→ **Stored items from a collection**
=== Begin Enclosure ===
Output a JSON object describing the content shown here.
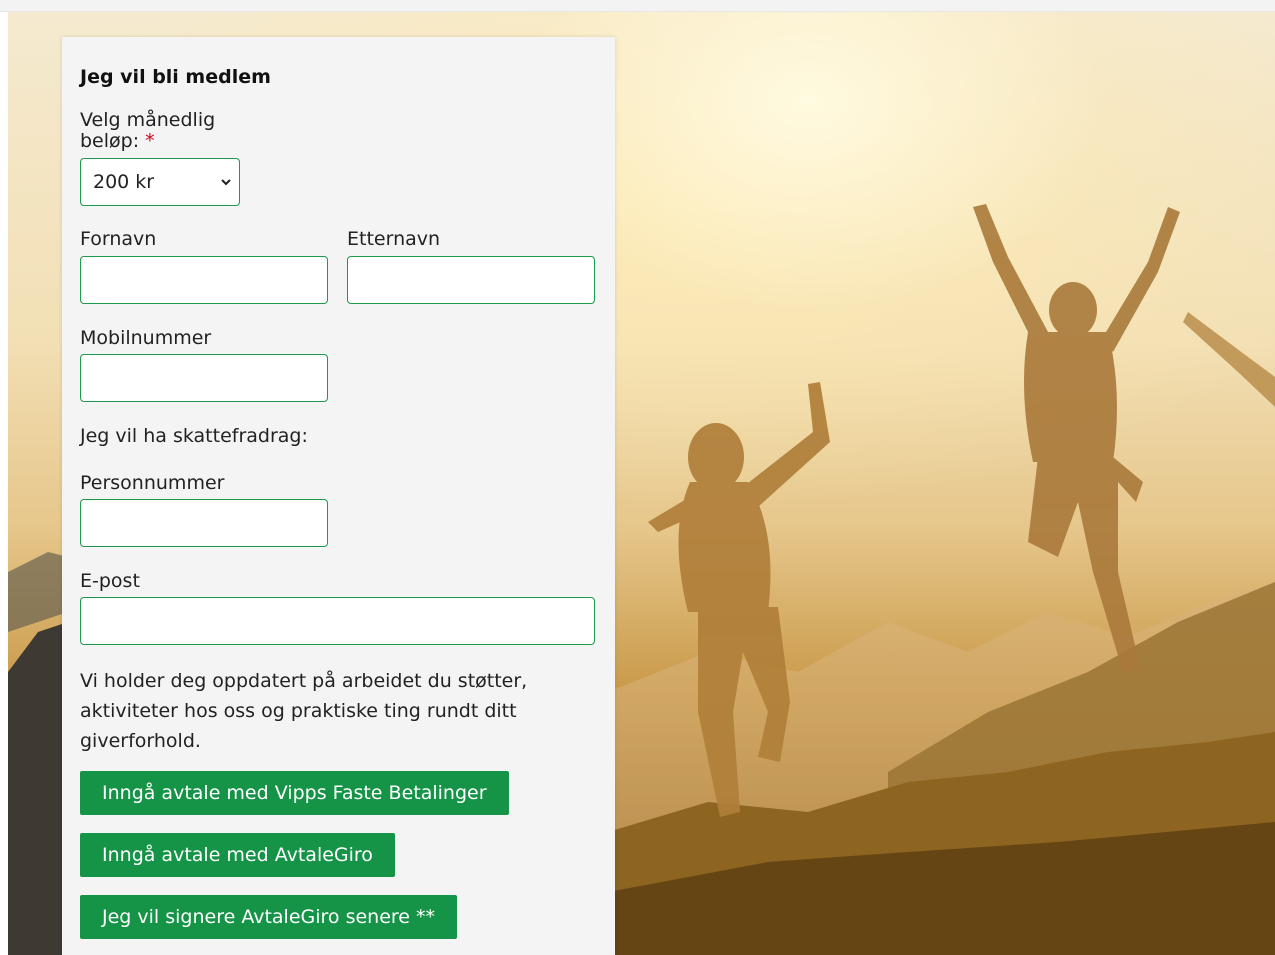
{
  "form": {
    "title": "Jeg vil bli medlem",
    "amount_label_line1": "Velg månedlig",
    "amount_label_line2": "beløp:",
    "required_marker": "*",
    "amount_selected": "200 kr",
    "first_name_label": "Fornavn",
    "last_name_label": "Etternavn",
    "mobile_label": "Mobilnummer",
    "tax_deduction_text": "Jeg vil ha skattefradrag:",
    "personal_number_label": "Personnummer",
    "email_label": "E-post",
    "info_text": "Vi holder deg oppdatert på arbeidet du støtter, aktiviteter hos oss og praktiske ting rundt ditt giverforhold.",
    "buttons": {
      "vipps": "Inngå avtale med Vipps Faste Betalinger",
      "avtalegiro": "Inngå avtale med AvtaleGiro",
      "later": "Jeg vil signere AvtaleGiro senere **"
    }
  },
  "icons": {
    "select_chevron": "chevron-down-icon"
  },
  "colors": {
    "accent_green": "#159447",
    "required_red": "#d0021b",
    "panel_bg": "#f4f4f4"
  }
}
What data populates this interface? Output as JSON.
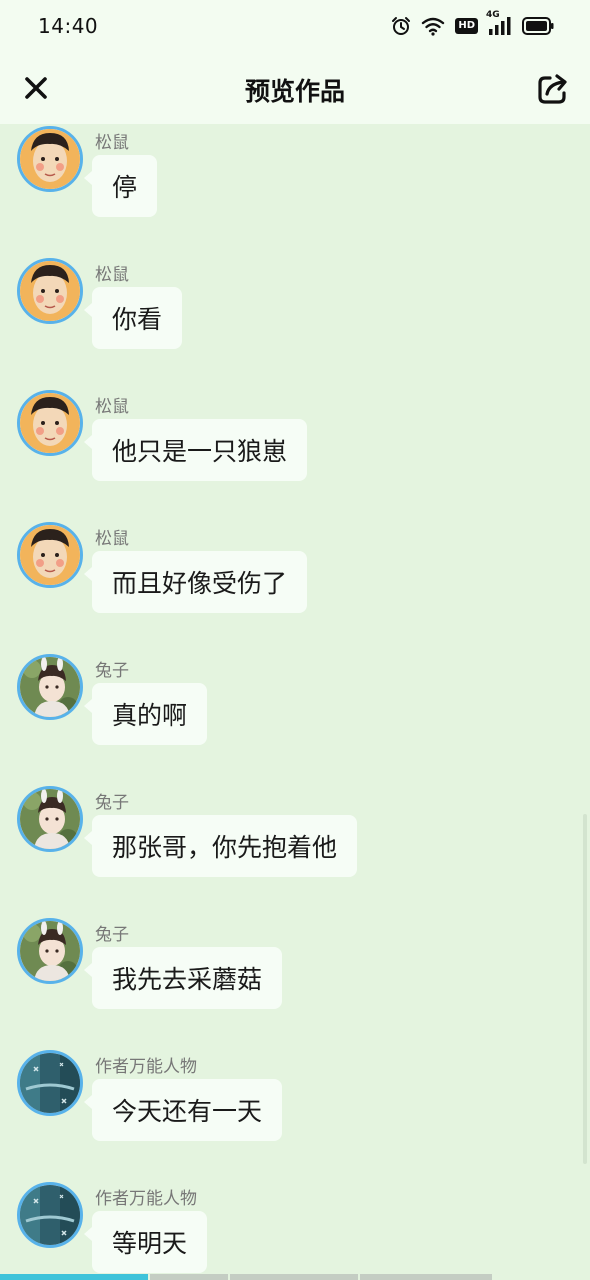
{
  "status_bar": {
    "time": "14:40",
    "icons": [
      "alarm-icon",
      "wifi-icon",
      "hd-badge",
      "signal-4g-icon",
      "battery-icon"
    ],
    "hd_label": "HD",
    "network_label": "4G"
  },
  "header": {
    "title": "预览作品",
    "close_icon": "close-icon",
    "share_icon": "share-icon"
  },
  "messages": [
    {
      "sender": "松鼠",
      "text": "停",
      "avatar": "squirrel"
    },
    {
      "sender": "松鼠",
      "text": "你看",
      "avatar": "squirrel"
    },
    {
      "sender": "松鼠",
      "text": "他只是一只狼崽",
      "avatar": "squirrel"
    },
    {
      "sender": "松鼠",
      "text": "而且好像受伤了",
      "avatar": "squirrel"
    },
    {
      "sender": "兔子",
      "text": "真的啊",
      "avatar": "rabbit"
    },
    {
      "sender": "兔子",
      "text": "那张哥，你先抱着他",
      "avatar": "rabbit"
    },
    {
      "sender": "兔子",
      "text": "我先去采蘑菇",
      "avatar": "rabbit"
    },
    {
      "sender": "作者万能人物",
      "text": "今天还有一天",
      "avatar": "author"
    },
    {
      "sender": "作者万能人物",
      "text": "等明天",
      "avatar": "author"
    }
  ],
  "progress": {
    "fraction": 0.25
  },
  "colors": {
    "background": "#e4f4df",
    "bar_background": "#f3fcf1",
    "bubble": "#f6fdf6",
    "avatar_border": "#58b2ea",
    "progress_fill": "#3ec3da"
  }
}
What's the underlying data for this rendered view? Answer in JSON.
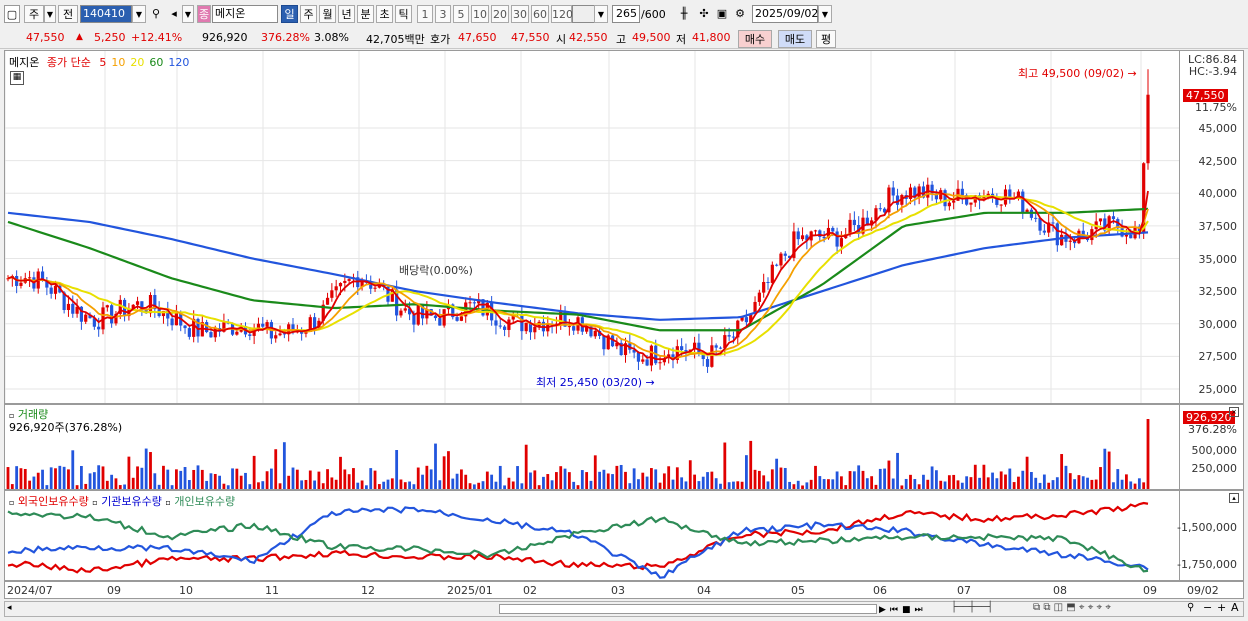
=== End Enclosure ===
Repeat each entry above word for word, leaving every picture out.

→ **WORKED SOLUTION**
Output a JSON object describing the content shown here.
{
  "form": {
    "title": "Jeg vil bli medlem",
    "amount_label_line1": "Velg månedlig",
    "amount_label_line2": "beløp:",
    "required_marker": "*",
    "amount_selected": "200 kr",
    "first_name_label": "Fornavn",
    "last_name_label": "Etternavn",
    "mobile_label": "Mobilnummer",
    "tax_deduction_text": "Jeg vil ha skattefradrag:",
    "personal_number_label": "Personnummer",
    "email_label": "E-post",
    "info_text": "Vi holder deg oppdatert på arbeidet du støtter, aktiviteter hos oss og praktiske ting rundt ditt giverforhold.",
    "buttons": {
      "vipps": "Inngå avtale med Vipps Faste Betalinger",
      "avtalegiro": "Inngå avtale med AvtaleGiro",
      "later": "Jeg vil signere AvtaleGiro senere **"
    }
  },
  "icons": {
    "select_chevron": "chevron-down-icon"
  },
  "colors": {
    "accent_green": "#159447",
    "required_red": "#d0021b",
    "panel_bg": "#f4f4f4"
  }
}
What data populates this interface? Output as JSON.
{
  "status_bar": {
    "time": "14:40",
    "icons": [
      "alarm-icon",
      "wifi-icon",
      "hd-badge",
      "signal-4g-icon",
      "battery-icon"
    ],
    "hd_label": "HD",
    "network_label": "4G"
  },
  "header": {
    "title": "预览作品",
    "close_icon": "close-icon",
    "share_icon": "share-icon"
  },
  "messages": [
    {
      "sender": "松鼠",
      "text": "停",
      "avatar": "squirrel"
    },
    {
      "sender": "松鼠",
      "text": "你看",
      "avatar": "squirrel"
    },
    {
      "sender": "松鼠",
      "text": "他只是一只狼崽",
      "avatar": "squirrel"
    },
    {
      "sender": "松鼠",
      "text": "而且好像受伤了",
      "avatar": "squirrel"
    },
    {
      "sender": "兔子",
      "text": "真的啊",
      "avatar": "rabbit"
    },
    {
      "sender": "兔子",
      "text": "那张哥，你先抱着他",
      "avatar": "rabbit"
    },
    {
      "sender": "兔子",
      "text": "我先去采蘑菇",
      "avatar": "rabbit"
    },
    {
      "sender": "作者万能人物",
      "text": "今天还有一天",
      "avatar": "author"
    },
    {
      "sender": "作者万能人物",
      "text": "等明天",
      "avatar": "author"
    }
  ],
  "progress": {
    "fraction": 0.25
  },
  "colors": {
    "background": "#e4f4df",
    "bar_background": "#f3fcf1",
    "bubble": "#f6fdf6",
    "avatar_border": "#58b2ea",
    "progress_fill": "#3ec3da"
  }
}
What's the underlying data for this rendered view? Answer in JSON.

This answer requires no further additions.